Greek officials are bracing for a difficult Eurogroup summit in Brussels on Monday after what promises to be a weekend of feverish negotiations with representatives of Greece’s international creditors as European officials increase the pressure on Athens to compromise and avert a default.
Prime Minister Alexis Tsipras has been engaged in a flurry of telephone diplomacy in a bid to drum up political support. Meanwhile prominent officials underlined the risks Greece is facing as its coffers run dry and financial obligations loom, notably a repayment of some 750 million euros to the International Monetary Fund on Tuesday.
Greek officials have expressed the government’s intention to pay the IMF but according to sources some are in favor of not paying if the outcome of Monday’s Eurogroup is not satisfactory. Such a move would lead to Greece being declared bankrupt within a month with capital controls likely to be imposed on Greek banks much sooner than that to avert a bank run.
European officials suggested that Greece should be cautious. “Experience in other parts of the world has shown that a country can suddenly slide into bankruptcy,” German Finance Minister Wolfgang Schaeuble was quoted as telling Frankfurter Allgemeine Zeitung. Other European officials made less dramatic statements, with European Economic and Monetary Affairs Commissioner Pierre Moscovici stressing that reforms are not progressing quickly enough and Eurogroup President Jeroen Dijsselbloem saying Monday’s Eurogroup “won’t be decisive.”

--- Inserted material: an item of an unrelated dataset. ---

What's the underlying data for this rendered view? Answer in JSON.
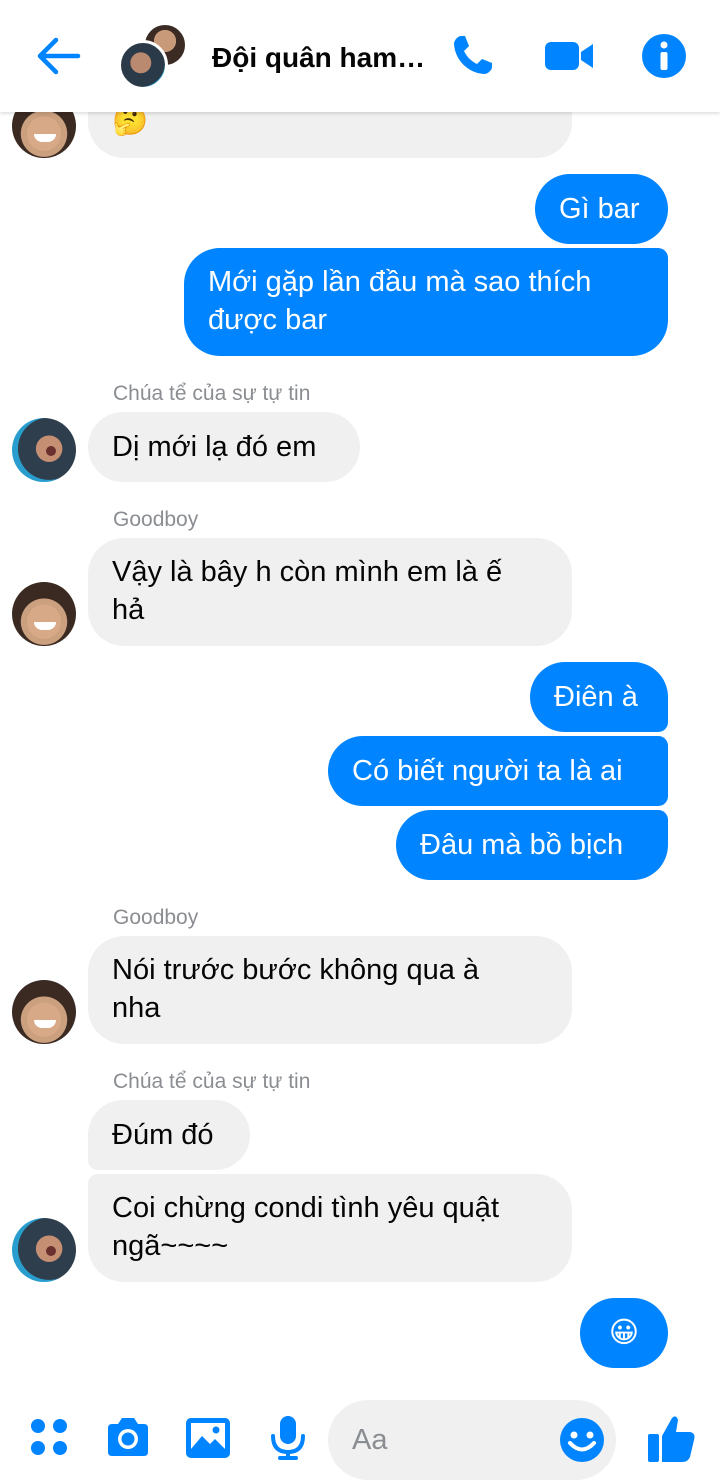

Although a decision that will unlock loan money is not expected on Monday, at the very least Athens is hoping for a statement of support that will allow the European Central Bank to provide some liquidity relief, or at least not turn the screws further.
Finance Minister Yanis Varoufakis will represent Greece at the Eurogroup but is to be flanked by Deputy Prime Minister Yiannis Dragasakis or Alternate Foreign Minister Euclid Tsakalotos, who is the new negotiations “coordinator,” or possibly both.
Talks at the technical level continued in Brussels on Saturday with three key sticking points: pension and labor reforms and the level of Greece’s primary surplus, which will determine the extent of economic measures that Athens must take. According to sources, creditors put Greece’s primary surplus for this year at 2 percent of gross domestic product, at least 1 percent above Athens’s estimate. Talks were also said to focus on possible tax increases, particularly likely plans for a flat value-added tax rate.
Although Greek officials insist they have made significant concessions, and Tsipras has called on Europe to show “political will” opposite Athens, it appears that creditors want to see signs of concrete progress – and legislation – before they issue a statement of support, much less unlock funds.